“… there is no such thing as the single all-important end” (p. 229); because, as he says at the end of the chapter, there is no fixed truth. “If quiescence were the end and it could be perpetuated, this way of removing disagreeable uneasiness would be as satisfactory a way out as the way of objective effort” (p. 252). Here Dewey states that quiescence of Nirvana would, if permanent, be as satisfactory as the constant struggle toward no fixed goal. Then why not commit suicide? For him, with his denial of an immortal soul, death is permanent quiescence. The Christian, with his belief in divine rewards and punishments, has a reason,–call it metaphysical, transcendental, or by any other frightful adjective–, for regarding suicide as immoral. Dewey has none. He says indeed that “Man continues to live because he is a living creature, not because reason convinces him of the certainty or probability of future satisfactions and achievements. He is instinct with activities that carry him on” (p. 289). This no doubt explains why most people as a matter of fact do not commit suicide. But unless this instinct is a moral endowment from the Creator it is no reason why men ought not commit suicide. Dewey urges us to reflect on experience. But does not reflection on the world’s ills, its wars and brutalities, its endless struggle toward nowhere, bring us to the belief that suicide is best? Some have come to that conclusion and have killed themselves. Are they not the wisest and best of men? If there were a heaven to be attained, perhaps even if there were a goal to be approximated, life would be worth living; but Dewey’s

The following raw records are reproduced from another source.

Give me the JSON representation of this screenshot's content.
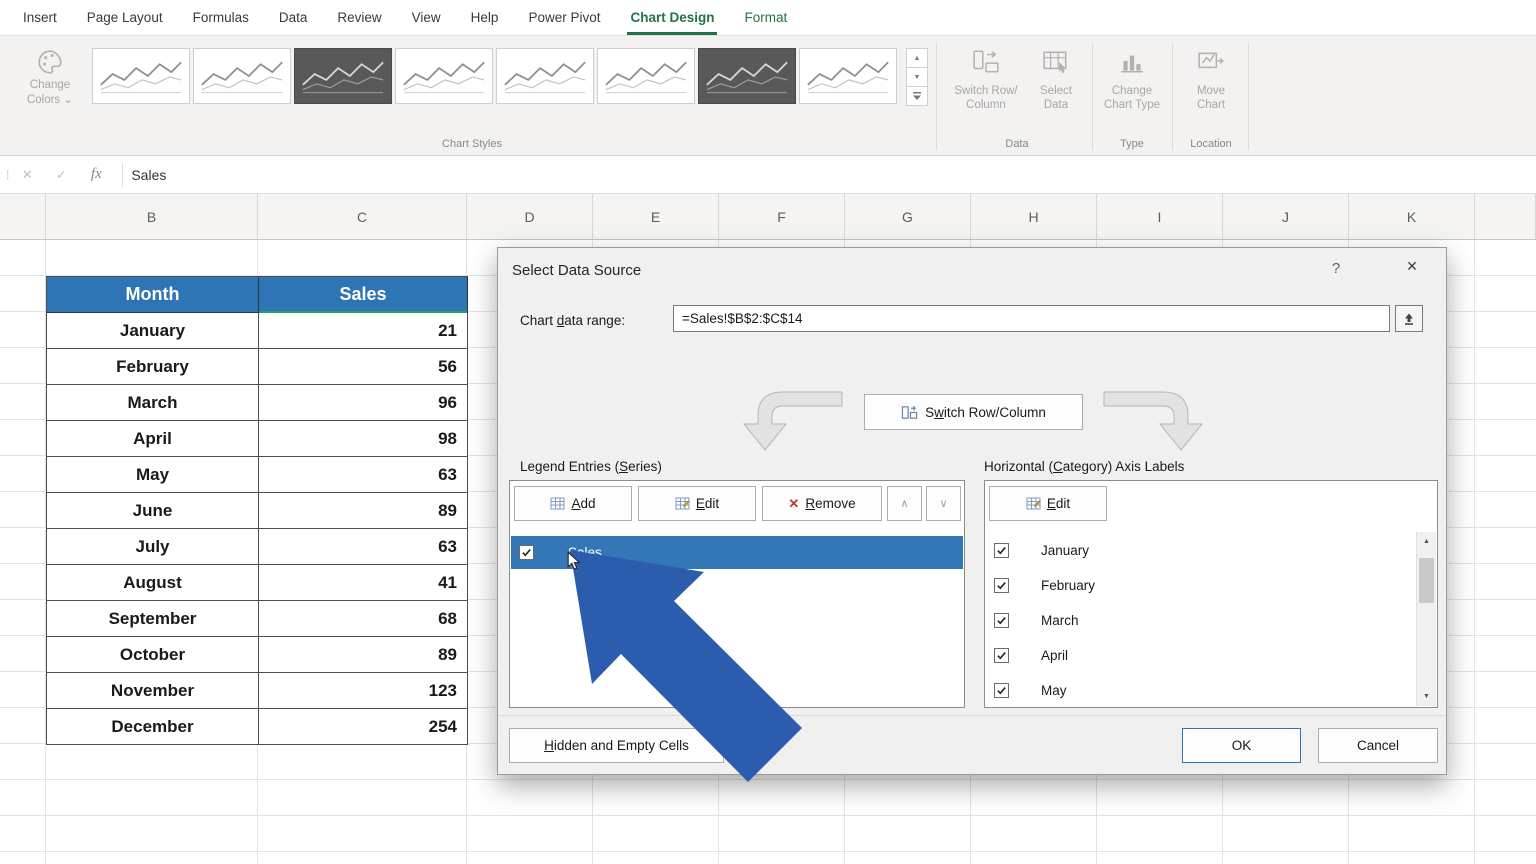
{
  "colors": {
    "accent_green": "#217346",
    "header_blue": "#2E75B6",
    "selection_blue": "#3377B6",
    "arrow_blue": "#2B5CAD",
    "range_green": "#21A366"
  },
  "ribbon": {
    "tabs": [
      {
        "label": "Insert"
      },
      {
        "label": "Page Layout"
      },
      {
        "label": "Formulas"
      },
      {
        "label": "Data"
      },
      {
        "label": "Review"
      },
      {
        "label": "View"
      },
      {
        "label": "Help"
      },
      {
        "label": "Power Pivot"
      },
      {
        "label": "Chart Design",
        "active": true,
        "contextual": true
      },
      {
        "label": "Format",
        "contextual": true
      }
    ],
    "change_colors": {
      "label_line1": "Change",
      "label_line2": "Colors"
    },
    "chart_styles": {
      "group_label": "Chart Styles",
      "styles": [
        {
          "name": "Style 1",
          "dark": false
        },
        {
          "name": "Style 2",
          "dark": false
        },
        {
          "name": "Style 3",
          "dark": true
        },
        {
          "name": "Style 4",
          "dark": false
        },
        {
          "name": "Style 5",
          "dark": false
        },
        {
          "name": "Style 6",
          "dark": false
        },
        {
          "name": "Style 7",
          "dark": true
        },
        {
          "name": "Style 8",
          "dark": false
        }
      ]
    },
    "data_group": {
      "group_label": "Data",
      "buttons": [
        {
          "line1": "Switch Row/",
          "line2": "Column"
        },
        {
          "line1": "Select",
          "line2": "Data"
        }
      ]
    },
    "type_group": {
      "group_label": "Type",
      "button": {
        "line1": "Change",
        "line2": "Chart Type"
      }
    },
    "location_group": {
      "group_label": "Location",
      "button": {
        "line1": "Move",
        "line2": "Chart"
      }
    }
  },
  "formula_bar": {
    "value": "Sales",
    "fx_label": "fx"
  },
  "grid": {
    "columns": [
      "",
      "B",
      "C",
      "D",
      "E",
      "F",
      "G",
      "H",
      "I",
      "J",
      "K",
      ""
    ]
  },
  "table": {
    "headers": [
      "Month",
      "Sales"
    ],
    "rows": [
      {
        "month": "January",
        "sales": "21"
      },
      {
        "month": "February",
        "sales": "56"
      },
      {
        "month": "March",
        "sales": "96"
      },
      {
        "month": "April",
        "sales": "98"
      },
      {
        "month": "May",
        "sales": "63"
      },
      {
        "month": "June",
        "sales": "89"
      },
      {
        "month": "July",
        "sales": "63"
      },
      {
        "month": "August",
        "sales": "41"
      },
      {
        "month": "September",
        "sales": "68"
      },
      {
        "month": "October",
        "sales": "89"
      },
      {
        "month": "November",
        "sales": "123"
      },
      {
        "month": "December",
        "sales": "254"
      }
    ]
  },
  "dialog": {
    "title": "Select Data Source",
    "help_glyph": "?",
    "close_glyph": "✕",
    "range": {
      "label": {
        "label": "Chart data range:",
        "key": "d"
      },
      "value": "=Sales!$B$2:$C$14"
    },
    "switch_button": {
      "label": "Switch Row/Column",
      "key": "w"
    },
    "legend": {
      "section_label": {
        "label": "Legend Entries (Series)",
        "key": "S"
      },
      "add": {
        "label": "Add",
        "key": "A"
      },
      "edit": {
        "label": "Edit",
        "key": "E"
      },
      "remove": {
        "label": "Remove",
        "key": "R"
      },
      "items": [
        {
          "label": "Sales",
          "checked": true,
          "selected": true
        }
      ]
    },
    "axis": {
      "section_label": {
        "label": "Horizontal (Category) Axis Labels",
        "key": "C"
      },
      "edit": {
        "label": "Edit",
        "key": "E"
      },
      "items": [
        {
          "label": "January",
          "checked": true
        },
        {
          "label": "February",
          "checked": true
        },
        {
          "label": "March",
          "checked": true
        },
        {
          "label": "April",
          "checked": true
        },
        {
          "label": "May",
          "checked": true
        }
      ]
    },
    "hidden_button": {
      "label": "Hidden and Empty Cells",
      "key": "H"
    },
    "ok": "OK",
    "cancel": "Cancel"
  }
}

theory of morality in flux without norms and criteria makes morality impossible and life useless. Most basically of all, morality is impossible because truth is impossible. Dewey eschews epistemology. And because he evades the problem of knowledge, he can the more easily slip into a behavioristic psychology. There is no distinction between overt behavior and consciousness (p. 82). An individual mind is a complex of bodily habits. “What then is meant by individual mind, by mind as individual? In effect the reply has already been given. Conflict of habits releases impulsive activities which in their manifestation require a modification of habit, of custom and convention” (p. 87). “The more flexible they [habits] are, the more refined is perception in its discrimination and the more delicate the presentation evoked by imagination. The sailor is intellectually at home on the sea, the hunter in the forest, the painter in his studio, the man of science in his laboratory. These commonplaces are universally recognized in the concrete; [now notice the conclusion Dewey draws from this excellent premise] but their significance is obscured and their truth denied in the current general theory of mind. For they mean nothing more or less than that habits formed in process of exercising biological aptitudes are the sole agents of observation, recollection, foresight and judgment: a mind or consciousness or soul in general which performs these operations is a myth” (pp. 175, 176). “Concrete habits do all the perceiving, recognizing . . . and reasoning that is done” (p. 177).
Although the importance of evading epistemology and of denying the existence of consciousness can scarcely be exaggerated, a long and technical discussion of them must be regretfully omitted.2
It can only be said in conclusion that Dewey follows in the skeptical footsteps of Heraclitus, Cratylus, and the Greek Sophists. All is flux. Nothing remains true. Morality is convention, and life is devoid of purpose.
1 Quotations from Human Nature and Conduct, John Dewey, are made by per- mission of the publishers, Henry Holt & Co., New York, 1922.
2 For an excellent analysis study Brand Blanshard’s The Nature of Thought, Vol. I, Chs. IX, X.
Gordon It Clark, Ph.D., formerly taught philosophy at the University of Pennsylvania and at Wheaton College. He is the author of several well-known books on philosophy.